• WORKING DATA:
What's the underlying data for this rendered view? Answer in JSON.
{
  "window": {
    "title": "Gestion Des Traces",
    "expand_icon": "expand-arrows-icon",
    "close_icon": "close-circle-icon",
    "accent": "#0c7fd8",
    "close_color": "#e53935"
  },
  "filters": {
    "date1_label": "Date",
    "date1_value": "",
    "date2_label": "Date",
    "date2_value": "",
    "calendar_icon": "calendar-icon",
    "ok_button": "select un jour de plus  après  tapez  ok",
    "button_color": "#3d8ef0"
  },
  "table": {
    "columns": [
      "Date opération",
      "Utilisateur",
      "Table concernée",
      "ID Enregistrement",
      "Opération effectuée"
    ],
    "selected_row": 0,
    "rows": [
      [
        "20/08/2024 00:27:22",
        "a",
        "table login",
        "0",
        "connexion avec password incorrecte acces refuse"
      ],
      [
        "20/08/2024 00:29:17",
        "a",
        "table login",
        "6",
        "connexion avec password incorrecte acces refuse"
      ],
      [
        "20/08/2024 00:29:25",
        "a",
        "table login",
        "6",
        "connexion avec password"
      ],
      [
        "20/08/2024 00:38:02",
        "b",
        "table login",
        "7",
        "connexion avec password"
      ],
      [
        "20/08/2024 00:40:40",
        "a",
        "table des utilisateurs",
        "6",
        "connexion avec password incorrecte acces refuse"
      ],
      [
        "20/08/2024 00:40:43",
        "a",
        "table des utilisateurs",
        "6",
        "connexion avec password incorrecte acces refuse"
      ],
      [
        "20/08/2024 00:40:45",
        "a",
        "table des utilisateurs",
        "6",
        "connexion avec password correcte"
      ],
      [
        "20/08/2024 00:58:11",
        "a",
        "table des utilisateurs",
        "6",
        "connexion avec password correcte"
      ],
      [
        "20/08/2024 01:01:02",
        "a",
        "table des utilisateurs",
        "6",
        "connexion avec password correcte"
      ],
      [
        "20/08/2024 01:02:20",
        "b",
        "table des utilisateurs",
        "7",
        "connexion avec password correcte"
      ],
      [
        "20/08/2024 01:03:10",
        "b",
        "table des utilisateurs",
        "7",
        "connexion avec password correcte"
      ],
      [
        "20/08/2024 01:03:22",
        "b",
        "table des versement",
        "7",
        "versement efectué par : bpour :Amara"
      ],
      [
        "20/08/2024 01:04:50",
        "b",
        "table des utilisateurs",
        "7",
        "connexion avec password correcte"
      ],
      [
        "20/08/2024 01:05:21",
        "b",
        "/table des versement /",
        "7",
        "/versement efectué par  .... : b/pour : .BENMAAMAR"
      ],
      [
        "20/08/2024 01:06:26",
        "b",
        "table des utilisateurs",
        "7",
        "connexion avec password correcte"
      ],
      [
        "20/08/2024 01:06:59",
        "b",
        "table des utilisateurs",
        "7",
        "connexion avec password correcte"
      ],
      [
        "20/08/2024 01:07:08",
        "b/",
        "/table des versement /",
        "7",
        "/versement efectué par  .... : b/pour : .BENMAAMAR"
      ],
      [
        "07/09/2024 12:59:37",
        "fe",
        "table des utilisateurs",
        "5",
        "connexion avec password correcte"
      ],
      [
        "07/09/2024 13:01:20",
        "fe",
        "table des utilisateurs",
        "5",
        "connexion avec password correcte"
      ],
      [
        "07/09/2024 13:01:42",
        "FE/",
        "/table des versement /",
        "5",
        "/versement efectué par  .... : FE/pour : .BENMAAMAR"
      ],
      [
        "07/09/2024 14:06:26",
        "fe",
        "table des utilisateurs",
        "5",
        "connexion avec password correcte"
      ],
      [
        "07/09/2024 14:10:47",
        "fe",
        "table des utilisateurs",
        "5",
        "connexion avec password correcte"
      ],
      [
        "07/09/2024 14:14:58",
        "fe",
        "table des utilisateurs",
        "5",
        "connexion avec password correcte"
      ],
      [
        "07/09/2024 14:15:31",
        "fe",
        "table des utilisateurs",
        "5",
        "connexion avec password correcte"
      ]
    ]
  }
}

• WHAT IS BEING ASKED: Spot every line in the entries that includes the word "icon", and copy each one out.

• RESPONSE TO THE EXERCISE:
    "expand_icon": "expand-arrows-icon",
    "close_icon": "close-circle-icon",
    "calendar_icon": "calendar-icon",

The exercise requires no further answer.